Only the lines with "name" in them need to be copied from the listing.
Data shown Block Start
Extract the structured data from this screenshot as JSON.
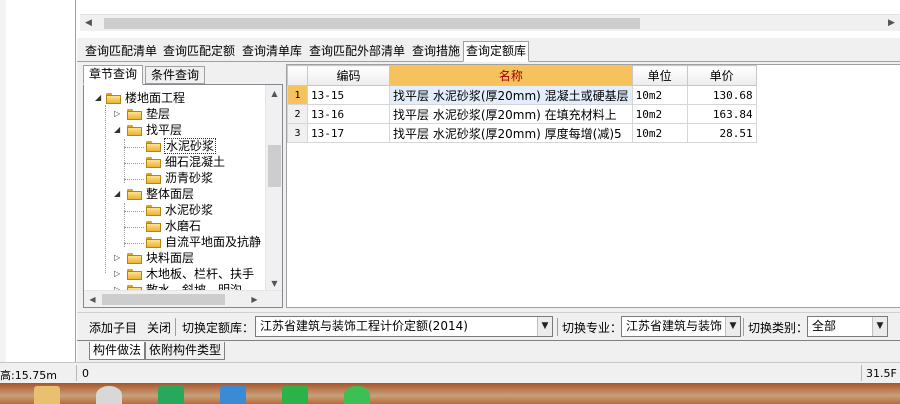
{
  "query_tabs": [
    "查询匹配清单",
    "查询匹配定额",
    "查询清单库",
    "查询匹配外部清单",
    "查询措施",
    "查询定额库"
  ],
  "active_query_tab": "查询定额库",
  "left_tabs": [
    "章节查询",
    "条件查询"
  ],
  "tree": [
    {
      "label": "楼地面工程",
      "level": 0,
      "expanded": true
    },
    {
      "label": "垫层",
      "level": 1,
      "expanded": false
    },
    {
      "label": "找平层",
      "level": 1,
      "expanded": true
    },
    {
      "label": "水泥砂浆",
      "level": 2,
      "selected": true
    },
    {
      "label": "细石混凝土",
      "level": 2
    },
    {
      "label": "沥青砂浆",
      "level": 2
    },
    {
      "label": "整体面层",
      "level": 1,
      "expanded": true
    },
    {
      "label": "水泥砂浆",
      "level": 2
    },
    {
      "label": "水磨石",
      "level": 2
    },
    {
      "label": "自流平地面及抗静",
      "level": 2
    },
    {
      "label": "块料面层",
      "level": 1,
      "expanded": false
    },
    {
      "label": "木地板、栏杆、扶手",
      "level": 1,
      "expanded": false
    },
    {
      "label": "散水、斜坡、明沟",
      "level": 1,
      "expanded": false
    }
  ],
  "table": {
    "columns": [
      "编码",
      "名称",
      "单位",
      "单价"
    ],
    "rows": [
      {
        "no": "1",
        "code": "13-15",
        "name": "找平层 水泥砂浆(厚20mm) 混凝土或硬基层",
        "unit": "10m2",
        "price": "130.68"
      },
      {
        "no": "2",
        "code": "13-16",
        "name": "找平层 水泥砂浆(厚20mm) 在填充材料上",
        "unit": "10m2",
        "price": "163.84"
      },
      {
        "no": "3",
        "code": "13-17",
        "name": "找平层 水泥砂浆(厚20mm) 厚度每增(减)5",
        "unit": "10m2",
        "price": "28.51"
      }
    ]
  },
  "toolbar": {
    "add_child": "添加子目",
    "close": "关闭",
    "switch_lib_label": "切换定额库：",
    "switch_lib_value": "江苏省建筑与装饰工程计价定额(2014)",
    "switch_major_label": "切换专业：",
    "switch_major_value": "江苏省建筑与装饰",
    "switch_type_label": "切换类别：",
    "switch_type_value": "全部"
  },
  "bottom_tabs": [
    "构件做法",
    "依附构件类型"
  ],
  "status": {
    "height": "高:15.75m",
    "value": "0",
    "right": "31.5F"
  },
  "colors": {
    "header_active": "#f6c25e",
    "header_text": "#a00000",
    "selected_row": "#e3eefc"
  },
  "taskbar_icons": [
    "folder-icon",
    "app-icon",
    "green-app-icon",
    "blue-app-icon",
    "green-chat-icon",
    "green-refresh-icon"
  ]
}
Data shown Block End
### The completed task:
        "name": "找平层 水泥砂浆(厚20mm) 混凝土或硬基层",
        "name": "找平层 水泥砂浆(厚20mm) 在填充材料上",
        "name": "找平层 水泥砂浆(厚20mm) 厚度每增(减)5",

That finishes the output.